D2D, along with Volunteer Income Tax Assistance (VITA) sites and select H&R Block offices, next tested the U.S. savings bonds refund option in 19 states, between 2007 and 2010. Fifty-two percent of those who purchased bonds had no savings at all, and 41 percent had never before saved a part of their refunds.5 D2D worked with the U.S. Treasury, the IRS and the Bureau of Public Debt to allow the savings bond refund option at the federal level. The IRS revised Form 8888 to add the savings bond option for the 2010 filing season, and in 2011, it added the option to buy bonds with co-owners (as gifts).
Bond buyers may purchase between $50 and $5,000 of Series I Bonds, and need not have a bank account. Bonds are protected against inflation and pay interest for 30 years, but are redeemable after one year. Bonds can be purchased as gifts and when redeemed, can be used for any purpose. D2D reports that early data indicate more than 70 percent of those who purchased savings bonds during tax time in 2011 had a household income below the national median of $50,738.6
Lawmakers in California, Hawaii and Maryland have passed legislation to allow taxpayers to split their refunds between several accounts.7 California lawmakers have also considered allowing filers to purchase savings bonds with their state refunds, but so far have not passed legislation to do so. Maryland’s split refund option will begin in tax year 2012. Delegate John Olszewski, Jr. sponsored the Maryland bill and is working with the state chief financial officer to launch an awareness campaign this year to let tax filers know about this new opportunity. NCSL has been unable to collect data on the status of split refunds in California and Hawaii.
Getting the Word Out
Constituents may be interested in knowing about these opportunities to save. The IRS and the Doorways to Dreams Fund provide information and free customizable newsletter templates, posters, brochures and other marketing materials for tax preparers and community leaders to spread the word about the availability of these options. You may also contact NCSL for more information.
Below are links to outreach resources from the IRS and D2D.
1. Federal Deposit Insurance Corporation, “FDIC National Survey of Unbanked and Underbanked Households,” (2009)
2. Tim Flacke, “Innovations in Saving Implications for State Policy,” National Conference of State Legislatures” (presentation at the Opportunities for Working Families Leadership Forum for State Lawmakers), Denver, Colo., June 2011: 3. Peter Tufano, Daniel Schneider, and Sondra Beverly. “Leveraging Tax Refunds to Encourage Savings,” (2005)
4. Doorways to Dreams Fund, “Split Refunds: A Unique Savings Opportunity,” (Accessed 2011):
Internal Revenue Services, “IRS Expands Taxpayers’ Options for Direct Deposit of Refunds,” (2006)

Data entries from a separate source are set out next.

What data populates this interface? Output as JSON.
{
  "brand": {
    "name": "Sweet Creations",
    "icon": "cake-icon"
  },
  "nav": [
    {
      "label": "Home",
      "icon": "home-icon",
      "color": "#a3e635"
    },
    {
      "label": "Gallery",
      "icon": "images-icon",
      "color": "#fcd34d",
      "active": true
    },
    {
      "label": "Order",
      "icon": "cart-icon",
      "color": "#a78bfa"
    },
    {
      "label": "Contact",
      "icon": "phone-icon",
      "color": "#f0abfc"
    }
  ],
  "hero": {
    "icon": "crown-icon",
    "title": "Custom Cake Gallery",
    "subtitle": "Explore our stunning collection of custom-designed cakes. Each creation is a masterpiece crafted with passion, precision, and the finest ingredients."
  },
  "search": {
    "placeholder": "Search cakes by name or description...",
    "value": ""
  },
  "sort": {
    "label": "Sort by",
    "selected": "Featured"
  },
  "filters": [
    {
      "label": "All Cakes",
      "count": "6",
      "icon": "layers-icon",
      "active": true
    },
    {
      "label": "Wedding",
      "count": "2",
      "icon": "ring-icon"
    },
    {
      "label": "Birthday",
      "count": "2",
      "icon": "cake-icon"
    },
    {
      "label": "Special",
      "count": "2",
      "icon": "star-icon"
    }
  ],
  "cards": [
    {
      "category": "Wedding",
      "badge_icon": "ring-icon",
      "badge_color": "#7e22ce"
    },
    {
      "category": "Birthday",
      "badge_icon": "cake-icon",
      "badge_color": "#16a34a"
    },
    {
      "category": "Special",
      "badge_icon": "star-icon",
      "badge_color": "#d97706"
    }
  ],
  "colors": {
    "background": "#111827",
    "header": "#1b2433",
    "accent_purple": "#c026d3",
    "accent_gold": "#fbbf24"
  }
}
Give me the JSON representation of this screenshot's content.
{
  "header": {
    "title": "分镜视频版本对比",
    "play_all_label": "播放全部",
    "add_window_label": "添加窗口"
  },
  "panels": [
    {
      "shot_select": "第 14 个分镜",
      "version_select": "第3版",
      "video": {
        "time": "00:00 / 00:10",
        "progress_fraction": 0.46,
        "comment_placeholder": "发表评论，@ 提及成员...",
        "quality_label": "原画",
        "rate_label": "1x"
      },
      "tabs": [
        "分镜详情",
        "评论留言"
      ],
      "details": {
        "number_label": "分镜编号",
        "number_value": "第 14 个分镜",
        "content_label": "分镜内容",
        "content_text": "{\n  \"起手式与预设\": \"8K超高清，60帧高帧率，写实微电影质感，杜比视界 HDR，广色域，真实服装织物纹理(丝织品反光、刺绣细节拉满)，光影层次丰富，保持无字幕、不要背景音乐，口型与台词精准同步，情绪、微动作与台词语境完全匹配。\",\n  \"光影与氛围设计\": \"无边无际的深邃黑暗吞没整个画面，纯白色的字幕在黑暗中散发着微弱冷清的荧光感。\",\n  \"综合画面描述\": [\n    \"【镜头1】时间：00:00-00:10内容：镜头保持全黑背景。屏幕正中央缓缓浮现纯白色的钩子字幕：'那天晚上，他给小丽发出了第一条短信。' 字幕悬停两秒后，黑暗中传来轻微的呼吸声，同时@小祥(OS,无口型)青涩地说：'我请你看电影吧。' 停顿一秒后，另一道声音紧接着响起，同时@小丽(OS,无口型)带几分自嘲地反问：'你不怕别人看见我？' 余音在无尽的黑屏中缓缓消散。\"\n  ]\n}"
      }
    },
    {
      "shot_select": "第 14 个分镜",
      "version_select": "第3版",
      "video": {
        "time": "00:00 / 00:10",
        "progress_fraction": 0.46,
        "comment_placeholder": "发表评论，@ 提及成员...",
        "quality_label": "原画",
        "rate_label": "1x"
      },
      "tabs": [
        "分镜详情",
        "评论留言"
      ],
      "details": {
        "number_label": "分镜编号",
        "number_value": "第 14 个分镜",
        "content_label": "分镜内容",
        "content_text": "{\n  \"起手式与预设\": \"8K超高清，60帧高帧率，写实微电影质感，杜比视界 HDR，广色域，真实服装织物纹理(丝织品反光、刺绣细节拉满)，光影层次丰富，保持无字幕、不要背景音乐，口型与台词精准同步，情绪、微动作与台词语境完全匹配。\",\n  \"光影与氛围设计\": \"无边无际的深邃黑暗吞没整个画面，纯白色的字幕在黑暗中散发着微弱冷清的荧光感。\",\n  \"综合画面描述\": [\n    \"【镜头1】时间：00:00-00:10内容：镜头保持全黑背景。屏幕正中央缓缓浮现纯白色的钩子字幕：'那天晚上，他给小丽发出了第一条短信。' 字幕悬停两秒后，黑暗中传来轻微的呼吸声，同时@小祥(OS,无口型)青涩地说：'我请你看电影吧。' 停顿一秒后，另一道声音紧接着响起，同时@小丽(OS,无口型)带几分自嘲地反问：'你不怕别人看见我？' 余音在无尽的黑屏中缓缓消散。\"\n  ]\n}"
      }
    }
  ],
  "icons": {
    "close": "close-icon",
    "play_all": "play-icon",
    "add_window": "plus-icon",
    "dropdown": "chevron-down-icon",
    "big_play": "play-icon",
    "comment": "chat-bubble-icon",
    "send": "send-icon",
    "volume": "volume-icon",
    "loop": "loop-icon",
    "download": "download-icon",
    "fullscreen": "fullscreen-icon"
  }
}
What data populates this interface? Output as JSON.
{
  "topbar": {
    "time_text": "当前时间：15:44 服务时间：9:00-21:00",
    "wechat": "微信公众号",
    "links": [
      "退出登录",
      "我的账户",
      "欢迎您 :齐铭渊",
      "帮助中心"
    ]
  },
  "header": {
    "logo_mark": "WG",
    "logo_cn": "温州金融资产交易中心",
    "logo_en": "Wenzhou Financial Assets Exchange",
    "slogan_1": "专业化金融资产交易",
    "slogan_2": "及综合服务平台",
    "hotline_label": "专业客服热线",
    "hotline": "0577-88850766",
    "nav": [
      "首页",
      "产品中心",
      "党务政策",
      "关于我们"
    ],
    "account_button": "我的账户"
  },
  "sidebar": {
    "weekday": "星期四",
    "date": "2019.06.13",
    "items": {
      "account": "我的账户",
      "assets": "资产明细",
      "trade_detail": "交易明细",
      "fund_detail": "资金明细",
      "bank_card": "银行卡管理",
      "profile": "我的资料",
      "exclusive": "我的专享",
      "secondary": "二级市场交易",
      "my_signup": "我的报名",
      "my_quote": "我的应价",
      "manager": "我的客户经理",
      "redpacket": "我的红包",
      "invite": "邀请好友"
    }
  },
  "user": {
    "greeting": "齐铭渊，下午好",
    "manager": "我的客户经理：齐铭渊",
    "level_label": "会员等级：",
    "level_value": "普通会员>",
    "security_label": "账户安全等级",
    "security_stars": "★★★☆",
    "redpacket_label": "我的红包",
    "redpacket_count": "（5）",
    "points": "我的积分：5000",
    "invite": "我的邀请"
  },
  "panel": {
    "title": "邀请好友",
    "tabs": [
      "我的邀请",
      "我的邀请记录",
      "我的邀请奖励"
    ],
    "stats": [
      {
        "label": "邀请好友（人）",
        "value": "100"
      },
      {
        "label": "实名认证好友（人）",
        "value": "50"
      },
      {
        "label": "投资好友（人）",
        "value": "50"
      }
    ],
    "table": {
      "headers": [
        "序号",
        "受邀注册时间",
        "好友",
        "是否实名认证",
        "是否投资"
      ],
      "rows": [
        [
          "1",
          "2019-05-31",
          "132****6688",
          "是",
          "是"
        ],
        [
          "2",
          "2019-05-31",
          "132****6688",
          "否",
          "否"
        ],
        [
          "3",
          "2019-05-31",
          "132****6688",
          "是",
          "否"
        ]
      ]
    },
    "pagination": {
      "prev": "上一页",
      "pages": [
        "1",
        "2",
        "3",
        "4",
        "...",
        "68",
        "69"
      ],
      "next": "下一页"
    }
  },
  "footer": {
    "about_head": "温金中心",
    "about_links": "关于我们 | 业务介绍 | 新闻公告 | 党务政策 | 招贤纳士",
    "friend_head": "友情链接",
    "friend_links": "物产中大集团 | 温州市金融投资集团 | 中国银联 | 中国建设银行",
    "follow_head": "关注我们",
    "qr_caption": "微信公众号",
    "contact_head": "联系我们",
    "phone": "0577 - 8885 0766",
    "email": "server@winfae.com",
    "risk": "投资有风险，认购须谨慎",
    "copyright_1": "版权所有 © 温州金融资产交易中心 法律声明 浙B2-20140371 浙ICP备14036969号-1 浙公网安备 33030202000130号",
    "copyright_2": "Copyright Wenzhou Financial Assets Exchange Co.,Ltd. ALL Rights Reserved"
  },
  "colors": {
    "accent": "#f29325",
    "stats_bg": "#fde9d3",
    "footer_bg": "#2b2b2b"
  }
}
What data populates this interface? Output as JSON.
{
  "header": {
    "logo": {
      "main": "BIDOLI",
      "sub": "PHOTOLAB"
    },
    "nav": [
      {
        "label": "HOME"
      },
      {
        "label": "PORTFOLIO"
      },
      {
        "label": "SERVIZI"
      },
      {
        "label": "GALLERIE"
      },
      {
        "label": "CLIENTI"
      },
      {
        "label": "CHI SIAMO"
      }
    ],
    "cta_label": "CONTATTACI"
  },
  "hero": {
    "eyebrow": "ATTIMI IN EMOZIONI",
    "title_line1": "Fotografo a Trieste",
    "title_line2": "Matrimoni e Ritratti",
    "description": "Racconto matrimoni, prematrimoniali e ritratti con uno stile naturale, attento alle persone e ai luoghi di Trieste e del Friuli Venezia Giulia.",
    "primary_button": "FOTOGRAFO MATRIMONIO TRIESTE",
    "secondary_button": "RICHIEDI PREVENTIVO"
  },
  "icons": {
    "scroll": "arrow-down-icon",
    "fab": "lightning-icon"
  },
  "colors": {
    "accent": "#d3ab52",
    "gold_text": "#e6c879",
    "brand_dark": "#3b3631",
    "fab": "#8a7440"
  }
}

5. Doorways to Dreams Fund, “Awareness Materials - Tax Payers and Savings Bonds: Notable Facts,” (2011)
6. Doorways to Dreams Fund, “2010 Savings Bond D2D Report,” (2010)
U.S. Census Bureau, “State Median Income,” (2010)
7. California AB 2439 (2006)
California AB 1693 (2007)
Hawaii SB 2838 (2008)
Maryland HB 883/SB 698 (2009)
Delegate John Olszewski, email, Oct. 6, 2011.
Doorways to Dreams, “Build Savings at Tax Time: A Guide to Split Refunds,” (2006)